■ What the task requires:
This exercise needs the complete data reproduced exactly.

───── Recorded data

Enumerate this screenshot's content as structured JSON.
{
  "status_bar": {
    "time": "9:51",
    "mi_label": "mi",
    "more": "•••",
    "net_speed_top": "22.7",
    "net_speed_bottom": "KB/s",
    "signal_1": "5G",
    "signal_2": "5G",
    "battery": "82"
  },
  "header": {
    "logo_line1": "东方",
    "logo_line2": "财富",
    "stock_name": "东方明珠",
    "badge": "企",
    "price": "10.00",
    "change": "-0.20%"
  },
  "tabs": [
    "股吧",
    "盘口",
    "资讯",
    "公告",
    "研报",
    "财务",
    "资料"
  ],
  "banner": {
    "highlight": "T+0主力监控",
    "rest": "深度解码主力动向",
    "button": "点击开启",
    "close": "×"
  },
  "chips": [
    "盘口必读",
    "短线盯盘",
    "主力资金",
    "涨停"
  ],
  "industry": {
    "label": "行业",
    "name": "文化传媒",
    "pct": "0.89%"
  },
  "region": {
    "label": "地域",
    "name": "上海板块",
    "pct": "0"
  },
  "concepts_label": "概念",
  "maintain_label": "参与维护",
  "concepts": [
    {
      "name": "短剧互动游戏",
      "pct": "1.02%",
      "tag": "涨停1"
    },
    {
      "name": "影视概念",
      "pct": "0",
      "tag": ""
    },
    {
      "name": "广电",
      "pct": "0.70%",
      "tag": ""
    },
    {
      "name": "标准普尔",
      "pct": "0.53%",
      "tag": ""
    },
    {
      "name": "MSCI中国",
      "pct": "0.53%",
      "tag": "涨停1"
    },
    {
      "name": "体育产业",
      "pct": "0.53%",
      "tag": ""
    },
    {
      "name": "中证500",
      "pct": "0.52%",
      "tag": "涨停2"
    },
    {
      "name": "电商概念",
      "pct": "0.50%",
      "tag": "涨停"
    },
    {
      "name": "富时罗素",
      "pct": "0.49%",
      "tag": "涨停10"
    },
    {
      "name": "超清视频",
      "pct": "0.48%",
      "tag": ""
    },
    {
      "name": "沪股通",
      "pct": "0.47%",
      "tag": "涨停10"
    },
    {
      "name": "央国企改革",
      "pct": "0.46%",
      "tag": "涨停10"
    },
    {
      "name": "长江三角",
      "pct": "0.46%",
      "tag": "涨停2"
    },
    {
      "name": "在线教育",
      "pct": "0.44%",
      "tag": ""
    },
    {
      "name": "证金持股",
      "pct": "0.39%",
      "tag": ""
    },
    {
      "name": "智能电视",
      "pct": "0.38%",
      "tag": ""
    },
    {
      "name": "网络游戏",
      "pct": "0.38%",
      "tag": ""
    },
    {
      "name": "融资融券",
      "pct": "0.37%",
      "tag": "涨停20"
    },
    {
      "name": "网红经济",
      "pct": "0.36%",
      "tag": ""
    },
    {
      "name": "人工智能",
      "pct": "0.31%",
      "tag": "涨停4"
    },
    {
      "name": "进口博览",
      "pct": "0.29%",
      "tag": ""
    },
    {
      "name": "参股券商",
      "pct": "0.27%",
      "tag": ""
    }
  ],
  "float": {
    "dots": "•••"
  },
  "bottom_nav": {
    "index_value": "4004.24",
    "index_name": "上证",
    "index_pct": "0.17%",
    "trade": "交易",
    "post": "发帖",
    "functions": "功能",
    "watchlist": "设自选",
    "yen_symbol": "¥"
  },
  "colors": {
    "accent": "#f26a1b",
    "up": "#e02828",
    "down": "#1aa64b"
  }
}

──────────

■ Your response:
Enumerate this screenshot's content as structured JSON.
{
  "status_bar": {
    "time": "9:51",
    "mi_label": "mi",
    "more": "•••",
    "net_speed_top": "22.7",
    "net_speed_bottom": "KB/s",
    "signal_1": "5G",
    "signal_2": "5G",
    "battery": "82"
  },
  "header": {
    "logo_line1": "东方",
    "logo_line2": "财富",
    "stock_name": "东方明珠",
    "badge": "企",
    "price": "10.00",
    "change": "-0.20%"
  },
  "tabs": [
    "股吧",
    "盘口",
    "资讯",
    "公告",
    "研报",
    "财务",
    "资料"
  ],
  "banner": {
    "highlight": "T+0主力监控",
    "rest": "深度解码主力动向",
    "button": "点击开启",
    "close": "×"
  },
  "chips": [
    "盘口必读",
    "短线盯盘",
    "主力资金",
    "涨停"
  ],
  "industry": {
    "label": "行业",
    "name": "文化传媒",
    "pct": "0.89%"
  },
  "region": {
    "label": "地域",
    "name": "上海板块",
    "pct": "0"
  },
  "concepts_label": "概念",
  "maintain_label": "参与维护",
  "concepts": [
    {
      "name": "短剧互动游戏",
      "pct": "1.02%",
      "tag": "涨停1"
    },
    {
      "name": "影视概念",
      "pct": "0",
      "tag": ""
    },
    {
      "name": "广电",
      "pct": "0.70%",
      "tag": ""
    },
    {
      "name": "标准普尔",
      "pct": "0.53%",
      "tag": ""
    },
    {
      "name": "MSCI中国",
      "pct": "0.53%",
      "tag": "涨停1"
    },
    {
      "name": "体育产业",
      "pct": "0.53%",
      "tag": ""
    },
    {
      "name": "中证500",
      "pct": "0.52%",
      "tag": "涨停2"
    },
    {
      "name": "电商概念",
      "pct": "0.50%",
      "tag": "涨停"
    },
    {
      "name": "富时罗素",
      "pct": "0.49%",
      "tag": "涨停10"
    },
    {
      "name": "超清视频",
      "pct": "0.48%",
      "tag": ""
    },
    {
      "name": "沪股通",
      "pct": "0.47%",
      "tag": "涨停10"
    },
    {
      "name": "央国企改革",
      "pct": "0.46%",
      "tag": "涨停10"
    },
    {
      "name": "长江三角",
      "pct": "0.46%",
      "tag": "涨停2"
    },
    {
      "name": "在线教育",
      "pct": "0.44%",
      "tag": ""
    },
    {
      "name": "证金持股",
      "pct": "0.39%",
      "tag": ""
    },
    {
      "name": "智能电视",
      "pct": "0.38%",
      "tag": ""
    },
    {
      "name": "网络游戏",
      "pct": "0.38%",
      "tag": ""
    },
    {
      "name": "融资融券",
      "pct": "0.37%",
      "tag": "涨停20"
    },
    {
      "name": "网红经济",
      "pct": "0.36%",
      "tag": ""
    },
    {
      "name": "人工智能",
      "pct": "0.31%",
      "tag": "涨停4"
    },
    {
      "name": "进口博览",
      "pct": "0.29%",
      "tag": ""
    },
    {
      "name": "参股券商",
      "pct": "0.27%",
      "tag": ""
    }
  ],
  "float": {
    "dots": "•••"
  },
  "bottom_nav": {
    "index_value": "4004.24",
    "index_name": "上证",
    "index_pct": "0.17%",
    "trade": "交易",
    "post": "发帖",
    "functions": "功能",
    "watchlist": "设自选",
    "yen_symbol": "¥"
  },
  "colors": {
    "accent": "#f26a1b",
    "up": "#e02828",
    "down": "#1aa64b"
  }
}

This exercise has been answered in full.